Wednesday, July 18, 2007

The Thursday Sun Puzzle

"Not Finalized" is by Patrick Blindauer, and it doesn't seem as tough to me as a usual Thursday Sun puzzle. Maybe because I got off to a good start by knowing about a couple of doctors who never went to med school and was able to catch on to the theme very early. And it was the kind of theme that once I figured it out, I was able to go and fill in most of the long themed entries. A big plus. More after this SPOILER WARNING: Don't read any further until you've done today's New York Sun Crossword Puzzle. New York Sun puzzles are every bit as fun and challenging as the more well-known New York Times and they're indisputably better in one way -- they're free. If you'd like to read about an unbiased head-to-head competition between the Sun and the Times puzzles check this out. Or if you're ready to decide for yourself you can download this puzzle and join in on the fun here.

The theme of this puzzle is harder to explain than it is to understand. Basically, what you have to do is take words than end in -ize (hence the puzzle title, where the themed entries have had their final -ize altered), change that Z to an S, split the word in two, change the spelling and enter the resultant two-word phrase.

Sound complicated? It's not.

17A: Sweet Deceptions? (EQUAL LIES) The word "equalize" becomes a fib whose flavor has been enhanced by the artificial sweetener in the little blue packets.

25A: Prius goes kaput? (HYBRID DIES) This puzzle -- or least this clue -- might not have worked in Great Britain where "hybridize" is spelled with an s instead of a z.

36A: Where Santa goes sledding? (POLAR RISE) And yes I realize that illustration I used at the beginning of this post has an awful lot of trees to be a polar rise, but most of the pictures I could find of Santa in his sled were of him flying -- rising over the Pole, not sledding upon.

51A: Evil spirit approaches? (DEMON NIGHS) "Nigh" is more commonly used as an adverb or adjective. In fact says "nigh" as a verb is archaic. But I've heard it used that way -- of course I might be a tad archaic myself, but why say "draws nigh" when you could save a syllable by saying "nighs"?

57A: Strings on one's fingers? (DIGIT TIES) Do moms still tie strings on kid's fingers so they won't forget to bring home their homework or meet their sister after school or whatever it might be? I was an absent-minded tyke and my mom used to tie strings around my fingers -- which I either lost or forgot the significance of, and I think I just answered my own question.

Other entries of interest:

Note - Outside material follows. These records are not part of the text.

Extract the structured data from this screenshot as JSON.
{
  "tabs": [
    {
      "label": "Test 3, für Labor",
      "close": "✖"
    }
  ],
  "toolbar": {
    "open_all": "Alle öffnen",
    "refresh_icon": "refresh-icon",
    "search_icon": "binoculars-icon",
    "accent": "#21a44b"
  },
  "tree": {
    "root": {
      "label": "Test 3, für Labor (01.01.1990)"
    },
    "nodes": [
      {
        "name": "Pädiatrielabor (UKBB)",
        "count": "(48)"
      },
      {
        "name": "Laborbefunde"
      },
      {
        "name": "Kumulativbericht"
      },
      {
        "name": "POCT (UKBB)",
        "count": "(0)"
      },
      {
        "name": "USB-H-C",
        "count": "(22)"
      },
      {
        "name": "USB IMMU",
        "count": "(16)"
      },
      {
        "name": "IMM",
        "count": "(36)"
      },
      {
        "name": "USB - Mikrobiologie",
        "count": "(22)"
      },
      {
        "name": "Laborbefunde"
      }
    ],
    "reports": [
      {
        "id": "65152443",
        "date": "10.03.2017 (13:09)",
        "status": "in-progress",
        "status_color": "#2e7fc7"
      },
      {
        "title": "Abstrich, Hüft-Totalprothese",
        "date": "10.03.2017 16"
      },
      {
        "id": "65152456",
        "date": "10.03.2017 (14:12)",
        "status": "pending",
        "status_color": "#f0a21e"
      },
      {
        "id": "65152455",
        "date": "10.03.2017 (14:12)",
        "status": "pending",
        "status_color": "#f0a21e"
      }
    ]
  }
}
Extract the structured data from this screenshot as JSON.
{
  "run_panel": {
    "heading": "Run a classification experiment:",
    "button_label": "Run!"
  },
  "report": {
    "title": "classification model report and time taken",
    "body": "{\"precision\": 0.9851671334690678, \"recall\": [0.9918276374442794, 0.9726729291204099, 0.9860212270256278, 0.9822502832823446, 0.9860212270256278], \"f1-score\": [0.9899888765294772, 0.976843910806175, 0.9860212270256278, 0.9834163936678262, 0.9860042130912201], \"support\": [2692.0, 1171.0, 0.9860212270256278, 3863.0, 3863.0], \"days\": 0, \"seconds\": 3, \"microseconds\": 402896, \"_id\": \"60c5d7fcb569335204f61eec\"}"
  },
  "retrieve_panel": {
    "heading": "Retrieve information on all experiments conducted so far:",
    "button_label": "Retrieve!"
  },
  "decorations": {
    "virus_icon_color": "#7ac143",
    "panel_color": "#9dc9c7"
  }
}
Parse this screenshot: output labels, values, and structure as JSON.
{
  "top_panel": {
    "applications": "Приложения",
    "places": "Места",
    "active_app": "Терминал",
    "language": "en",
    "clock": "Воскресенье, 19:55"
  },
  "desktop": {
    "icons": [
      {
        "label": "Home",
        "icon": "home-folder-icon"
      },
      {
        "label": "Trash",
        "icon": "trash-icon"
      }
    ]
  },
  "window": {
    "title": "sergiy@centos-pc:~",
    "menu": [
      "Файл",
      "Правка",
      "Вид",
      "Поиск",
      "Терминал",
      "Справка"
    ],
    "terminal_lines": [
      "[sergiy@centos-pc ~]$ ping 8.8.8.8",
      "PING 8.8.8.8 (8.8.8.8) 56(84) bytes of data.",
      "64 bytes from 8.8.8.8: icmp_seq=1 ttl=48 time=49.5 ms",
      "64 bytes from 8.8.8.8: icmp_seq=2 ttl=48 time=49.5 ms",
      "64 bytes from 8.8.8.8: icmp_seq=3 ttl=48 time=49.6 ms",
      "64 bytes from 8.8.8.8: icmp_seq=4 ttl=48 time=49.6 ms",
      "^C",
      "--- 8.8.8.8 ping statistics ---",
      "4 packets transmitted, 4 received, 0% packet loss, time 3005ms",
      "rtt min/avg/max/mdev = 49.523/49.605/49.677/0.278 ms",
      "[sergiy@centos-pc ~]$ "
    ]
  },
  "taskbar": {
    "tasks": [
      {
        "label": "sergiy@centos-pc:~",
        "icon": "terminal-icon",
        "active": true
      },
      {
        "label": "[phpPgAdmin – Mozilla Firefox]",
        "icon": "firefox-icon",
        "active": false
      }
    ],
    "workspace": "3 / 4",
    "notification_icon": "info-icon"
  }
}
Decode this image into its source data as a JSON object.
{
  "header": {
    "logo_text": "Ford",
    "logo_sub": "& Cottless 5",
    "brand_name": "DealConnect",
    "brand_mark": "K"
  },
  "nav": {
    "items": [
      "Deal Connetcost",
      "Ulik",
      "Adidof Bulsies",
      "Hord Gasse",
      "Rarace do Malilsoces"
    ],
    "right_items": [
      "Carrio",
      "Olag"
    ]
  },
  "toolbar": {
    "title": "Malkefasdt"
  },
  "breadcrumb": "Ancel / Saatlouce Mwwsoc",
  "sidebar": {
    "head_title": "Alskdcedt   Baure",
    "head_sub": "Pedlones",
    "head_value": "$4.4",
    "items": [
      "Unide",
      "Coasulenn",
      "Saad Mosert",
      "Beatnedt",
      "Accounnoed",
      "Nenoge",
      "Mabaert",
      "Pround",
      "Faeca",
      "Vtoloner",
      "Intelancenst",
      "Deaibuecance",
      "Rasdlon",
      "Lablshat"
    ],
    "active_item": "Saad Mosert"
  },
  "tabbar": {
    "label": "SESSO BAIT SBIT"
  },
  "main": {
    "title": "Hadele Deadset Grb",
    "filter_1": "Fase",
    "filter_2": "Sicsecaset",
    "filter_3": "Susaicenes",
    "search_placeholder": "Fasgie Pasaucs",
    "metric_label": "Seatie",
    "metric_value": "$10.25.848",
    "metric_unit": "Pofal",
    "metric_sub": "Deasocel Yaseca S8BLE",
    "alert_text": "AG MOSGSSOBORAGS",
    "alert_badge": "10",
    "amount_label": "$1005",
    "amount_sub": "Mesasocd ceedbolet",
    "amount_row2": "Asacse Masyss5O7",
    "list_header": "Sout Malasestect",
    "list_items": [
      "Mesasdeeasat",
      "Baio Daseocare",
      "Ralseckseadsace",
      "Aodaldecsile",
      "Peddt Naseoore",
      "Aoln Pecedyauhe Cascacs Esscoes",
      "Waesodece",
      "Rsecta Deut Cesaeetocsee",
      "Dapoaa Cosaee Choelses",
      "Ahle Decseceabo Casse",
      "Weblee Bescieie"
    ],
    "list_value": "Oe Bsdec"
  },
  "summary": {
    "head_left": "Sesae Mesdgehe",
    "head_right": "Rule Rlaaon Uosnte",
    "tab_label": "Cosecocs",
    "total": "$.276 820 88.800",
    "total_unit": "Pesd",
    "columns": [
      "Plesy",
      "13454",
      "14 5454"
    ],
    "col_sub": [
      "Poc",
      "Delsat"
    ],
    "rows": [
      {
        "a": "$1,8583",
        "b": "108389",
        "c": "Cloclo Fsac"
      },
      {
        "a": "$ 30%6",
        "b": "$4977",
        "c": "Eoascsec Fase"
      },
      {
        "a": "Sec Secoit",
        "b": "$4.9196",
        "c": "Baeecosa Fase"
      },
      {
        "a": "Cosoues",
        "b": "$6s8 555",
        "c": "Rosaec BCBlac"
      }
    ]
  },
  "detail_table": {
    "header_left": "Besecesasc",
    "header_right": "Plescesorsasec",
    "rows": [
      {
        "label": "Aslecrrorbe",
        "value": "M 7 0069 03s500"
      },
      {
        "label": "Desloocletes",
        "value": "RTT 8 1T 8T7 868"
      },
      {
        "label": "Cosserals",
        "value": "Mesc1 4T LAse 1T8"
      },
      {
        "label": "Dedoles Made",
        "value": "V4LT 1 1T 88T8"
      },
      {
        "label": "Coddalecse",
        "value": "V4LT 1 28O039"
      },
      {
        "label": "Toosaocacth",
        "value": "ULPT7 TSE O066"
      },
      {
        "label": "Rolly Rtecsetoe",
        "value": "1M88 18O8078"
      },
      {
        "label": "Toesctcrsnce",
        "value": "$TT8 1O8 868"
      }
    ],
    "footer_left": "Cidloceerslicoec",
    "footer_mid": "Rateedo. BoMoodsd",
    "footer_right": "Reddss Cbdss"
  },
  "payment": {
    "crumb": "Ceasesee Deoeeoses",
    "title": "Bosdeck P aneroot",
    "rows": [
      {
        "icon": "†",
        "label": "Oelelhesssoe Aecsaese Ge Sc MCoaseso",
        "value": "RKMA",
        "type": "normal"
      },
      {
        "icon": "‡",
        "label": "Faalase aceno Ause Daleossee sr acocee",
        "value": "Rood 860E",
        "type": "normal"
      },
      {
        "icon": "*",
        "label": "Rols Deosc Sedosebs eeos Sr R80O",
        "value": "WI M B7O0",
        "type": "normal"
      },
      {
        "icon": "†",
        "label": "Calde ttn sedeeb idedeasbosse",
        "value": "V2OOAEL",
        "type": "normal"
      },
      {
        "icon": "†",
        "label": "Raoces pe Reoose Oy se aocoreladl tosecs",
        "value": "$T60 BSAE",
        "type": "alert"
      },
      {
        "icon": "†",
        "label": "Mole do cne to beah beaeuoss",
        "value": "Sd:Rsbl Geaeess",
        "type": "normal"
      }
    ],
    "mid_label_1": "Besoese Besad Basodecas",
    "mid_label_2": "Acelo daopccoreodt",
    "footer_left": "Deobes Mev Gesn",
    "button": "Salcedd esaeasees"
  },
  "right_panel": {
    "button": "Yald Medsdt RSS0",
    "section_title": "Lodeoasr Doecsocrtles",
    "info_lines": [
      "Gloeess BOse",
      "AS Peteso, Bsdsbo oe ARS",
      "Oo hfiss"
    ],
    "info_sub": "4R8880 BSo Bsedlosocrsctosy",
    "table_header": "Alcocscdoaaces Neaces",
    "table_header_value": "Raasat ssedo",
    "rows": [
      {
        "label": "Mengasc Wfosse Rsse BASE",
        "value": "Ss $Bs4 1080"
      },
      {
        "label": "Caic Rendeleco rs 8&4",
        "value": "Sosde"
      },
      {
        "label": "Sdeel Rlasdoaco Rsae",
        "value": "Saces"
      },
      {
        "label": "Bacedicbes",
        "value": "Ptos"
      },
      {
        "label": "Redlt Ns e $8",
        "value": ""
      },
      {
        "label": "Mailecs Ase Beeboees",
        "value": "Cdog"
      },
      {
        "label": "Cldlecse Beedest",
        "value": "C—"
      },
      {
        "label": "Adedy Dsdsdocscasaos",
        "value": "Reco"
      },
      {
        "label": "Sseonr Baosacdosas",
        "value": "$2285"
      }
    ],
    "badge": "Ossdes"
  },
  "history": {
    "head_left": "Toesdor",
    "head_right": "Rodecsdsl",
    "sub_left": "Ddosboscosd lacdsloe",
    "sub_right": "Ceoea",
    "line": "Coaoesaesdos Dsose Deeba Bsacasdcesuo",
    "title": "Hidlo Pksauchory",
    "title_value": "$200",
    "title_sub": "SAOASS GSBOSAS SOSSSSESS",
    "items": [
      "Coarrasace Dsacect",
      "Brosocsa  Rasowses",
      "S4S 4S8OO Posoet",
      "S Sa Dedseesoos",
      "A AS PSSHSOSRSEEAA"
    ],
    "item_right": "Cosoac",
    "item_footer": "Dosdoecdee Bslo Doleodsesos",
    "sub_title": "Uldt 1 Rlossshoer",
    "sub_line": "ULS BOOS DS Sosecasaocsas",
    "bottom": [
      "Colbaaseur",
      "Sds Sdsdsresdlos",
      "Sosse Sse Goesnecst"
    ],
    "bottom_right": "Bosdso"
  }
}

1A: Three-time ABA MVP (DRJ) and 1D: Eminem contemporary, familiarly (DRE), ah Doctors J and Dre, the two medicine men that got me started right at the beginning where I like to start. The ABA by the way was the American Basketball Association, a league that merged with the NBA in 1976, and where Julius Erving got his pro start with the Virginia Squires. All I remember about the ABA is that they used a really cool red, white and blue basketball instead of that boring brown NBA one.

4A: "Robot" man? (CAPEK) The word "robot" first appeared in the popular-in-crosswords play R.U.R. (which by the way stand for Rossum's Universal Robots) by Karel ńĆapek.

31A: Best foreign film of 2005 (TSOTSI) Whenever they ask you for a six-letter foreign film, the correct answer is usually AMELIE.
Usually but not always.

11D: Author whose initials can anagrammed into the second word of his most famous work (E. B. WHITE) the author of "Charlotte's Web".

25D: One end of a pump (HEEL) Those darn mules and pumps always slow me down a little and I don't even wear them.

61D: It's good to have a low one on the hill (ERA). Said hill being a pitcher's mound, of course.

40D: Like some contractions (UTERINE) You got me there, Patrick. I was thinking grammatical not gynecological.

65A: Cal. col. (FRI) I was just about to say I didn't get this one. I couldn't think of one California college that could be abbreviated FRI -- and it just dawned on me that Cal. col. is calendar column.

That's all for today. Let's do it again tomorrow.


Linda G said...

Bless me, Robert, for I have sinned. I haven't done a single New York Sun puzzle this week. My bad!

I would love to have you fill in for as many days as you'd like when I go to Hawaii...two weeks beginning September 21.

Norrin2 said...

You can count on me, Linda.

Anonymous said...

Fun read - thanks for the comments!

I look forward to your take on my upcoming work. And thanks to Peter for the recluing (and for accepting the puzzle in the first place, since he's very picky). Fwiw, I think my submitted clue for UTERINE was [IUD part].


Norrin2 said...

Thanks, Peter, looking forward to your next one.